=== Section Start ===

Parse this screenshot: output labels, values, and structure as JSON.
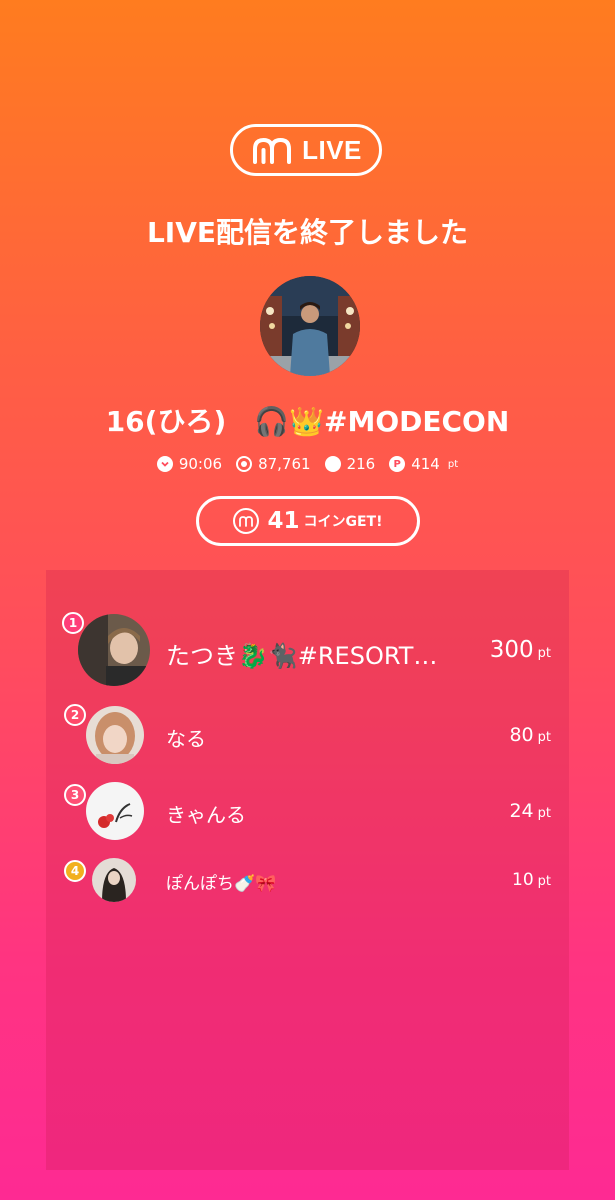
{
  "header": {
    "logo_text": "LIVE",
    "title": "LIVE配信を終了しました"
  },
  "host": {
    "name": "16(ひろ)　🎧👑#MODECON"
  },
  "stats": [
    {
      "icon": "chevron-down-circle-icon",
      "value": "90:06"
    },
    {
      "icon": "viewers-icon",
      "value": "87,761"
    },
    {
      "icon": "comment-icon",
      "value": "216"
    },
    {
      "icon": "points-icon",
      "value": "414",
      "unit": "pt"
    }
  ],
  "coins": {
    "value": "41",
    "label": "コインGET!"
  },
  "ranking": [
    {
      "rank": "1",
      "name": "たつき🐉🐈‍⬛#RESORT…",
      "points": "300",
      "unit": "pt"
    },
    {
      "rank": "2",
      "name": "なる",
      "points": "80",
      "unit": "pt"
    },
    {
      "rank": "3",
      "name": "きゃんる",
      "points": "24",
      "unit": "pt"
    },
    {
      "rank": "4",
      "name": "ぽんぽち🍼🎀",
      "points": "10",
      "unit": "pt"
    }
  ],
  "colors": {
    "rank1": "#ff3d78",
    "rank2": "#ff4a6a",
    "rank3": "#ff5076",
    "rank4": "#f2b01f"
  }
}
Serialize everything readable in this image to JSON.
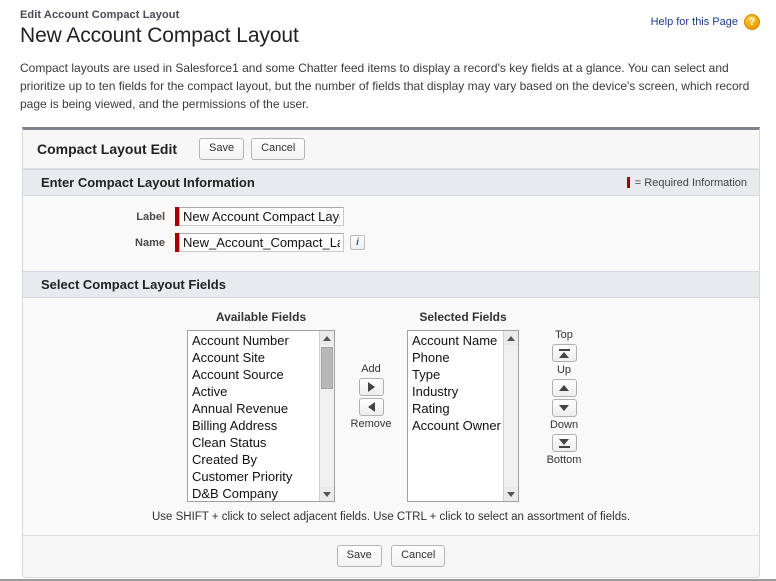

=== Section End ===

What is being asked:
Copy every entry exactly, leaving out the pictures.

Response area:
Parse this screenshot: output labels, values, and structure as JSON.
{
  "header": {
    "logo_text": "LIVE",
    "title": "LIVE配信を終了しました"
  },
  "host": {
    "name": "16(ひろ)　🎧👑#MODECON"
  },
  "stats": [
    {
      "icon": "chevron-down-circle-icon",
      "value": "90:06"
    },
    {
      "icon": "viewers-icon",
      "value": "87,761"
    },
    {
      "icon": "comment-icon",
      "value": "216"
    },
    {
      "icon": "points-icon",
      "value": "414",
      "unit": "pt"
    }
  ],
  "coins": {
    "value": "41",
    "label": "コインGET!"
  },
  "ranking": [
    {
      "rank": "1",
      "name": "たつき🐉🐈‍⬛#RESORT…",
      "points": "300",
      "unit": "pt"
    },
    {
      "rank": "2",
      "name": "なる",
      "points": "80",
      "unit": "pt"
    },
    {
      "rank": "3",
      "name": "きゃんる",
      "points": "24",
      "unit": "pt"
    },
    {
      "rank": "4",
      "name": "ぽんぽち🍼🎀",
      "points": "10",
      "unit": "pt"
    }
  ],
  "colors": {
    "rank1": "#ff3d78",
    "rank2": "#ff4a6a",
    "rank3": "#ff5076",
    "rank4": "#f2b01f"
  }
}
Serialize everything readable in this image to JSON.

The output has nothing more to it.